■ **Action item**:
Your answer should consist of all lines in the listing that hold the word "중개보수".

■ **Given data**:
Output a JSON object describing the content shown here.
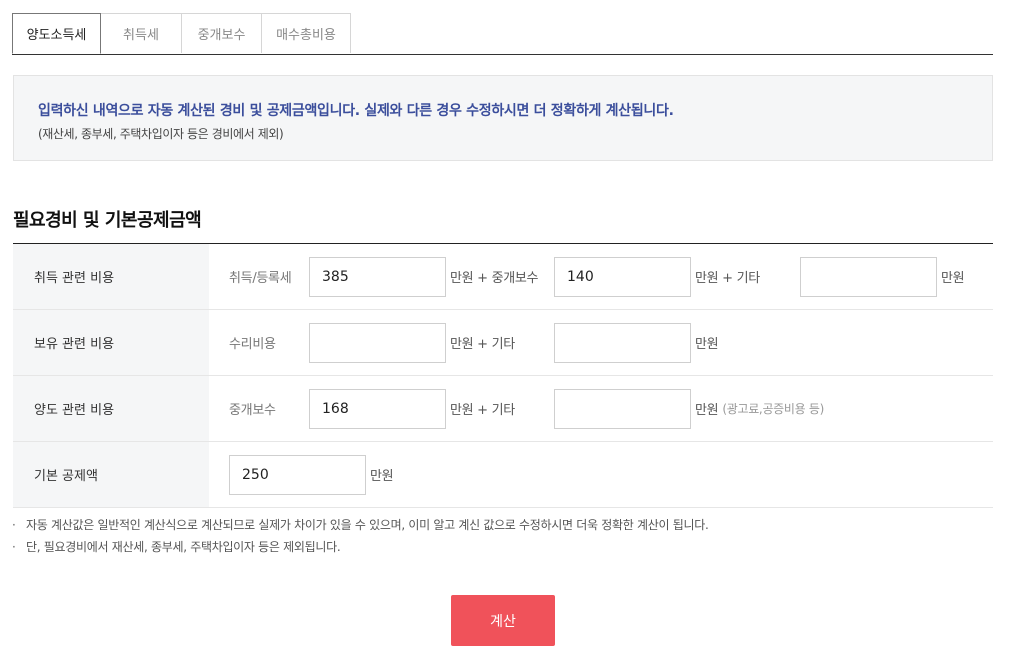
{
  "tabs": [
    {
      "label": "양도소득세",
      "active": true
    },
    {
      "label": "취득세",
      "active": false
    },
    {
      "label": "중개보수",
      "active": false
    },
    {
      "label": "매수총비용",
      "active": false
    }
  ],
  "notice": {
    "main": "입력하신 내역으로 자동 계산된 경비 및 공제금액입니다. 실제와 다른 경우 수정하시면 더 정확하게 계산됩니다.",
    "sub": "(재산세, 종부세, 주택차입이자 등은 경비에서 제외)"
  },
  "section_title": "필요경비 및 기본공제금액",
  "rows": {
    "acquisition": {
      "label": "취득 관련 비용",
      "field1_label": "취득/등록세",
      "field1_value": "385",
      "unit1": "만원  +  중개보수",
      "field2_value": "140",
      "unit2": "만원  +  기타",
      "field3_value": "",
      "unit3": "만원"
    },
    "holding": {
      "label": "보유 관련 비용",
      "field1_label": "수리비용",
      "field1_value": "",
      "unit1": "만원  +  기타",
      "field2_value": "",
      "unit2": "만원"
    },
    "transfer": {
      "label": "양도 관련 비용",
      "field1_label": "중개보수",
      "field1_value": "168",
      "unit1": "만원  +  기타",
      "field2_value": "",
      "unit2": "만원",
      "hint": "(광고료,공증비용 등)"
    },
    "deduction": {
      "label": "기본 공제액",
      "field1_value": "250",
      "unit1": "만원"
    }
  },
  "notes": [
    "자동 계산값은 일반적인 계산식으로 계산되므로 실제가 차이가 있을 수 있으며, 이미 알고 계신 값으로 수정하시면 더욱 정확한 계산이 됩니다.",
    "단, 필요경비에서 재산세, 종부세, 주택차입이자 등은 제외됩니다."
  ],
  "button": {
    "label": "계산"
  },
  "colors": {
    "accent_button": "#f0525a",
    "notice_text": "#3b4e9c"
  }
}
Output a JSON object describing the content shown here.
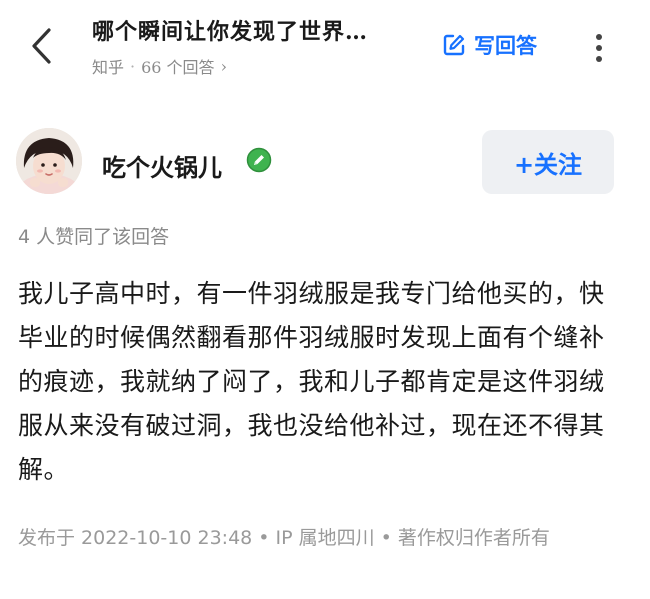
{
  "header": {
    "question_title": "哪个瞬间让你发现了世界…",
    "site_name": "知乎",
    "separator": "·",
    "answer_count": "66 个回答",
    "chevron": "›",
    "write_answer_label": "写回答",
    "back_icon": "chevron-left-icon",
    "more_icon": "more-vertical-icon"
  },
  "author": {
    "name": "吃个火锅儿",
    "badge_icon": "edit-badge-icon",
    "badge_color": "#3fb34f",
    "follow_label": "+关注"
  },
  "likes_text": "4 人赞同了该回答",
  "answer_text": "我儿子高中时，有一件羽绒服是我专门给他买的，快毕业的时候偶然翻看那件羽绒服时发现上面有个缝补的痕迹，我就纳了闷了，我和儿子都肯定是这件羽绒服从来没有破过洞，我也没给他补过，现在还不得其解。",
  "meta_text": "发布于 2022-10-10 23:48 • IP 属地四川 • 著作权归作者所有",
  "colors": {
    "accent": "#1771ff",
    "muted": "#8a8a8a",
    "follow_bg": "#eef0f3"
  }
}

■ **Written answer**:
      "label": "중개보수",
      "unit1": "만원  +  중개보수",
      "field1_label": "중개보수",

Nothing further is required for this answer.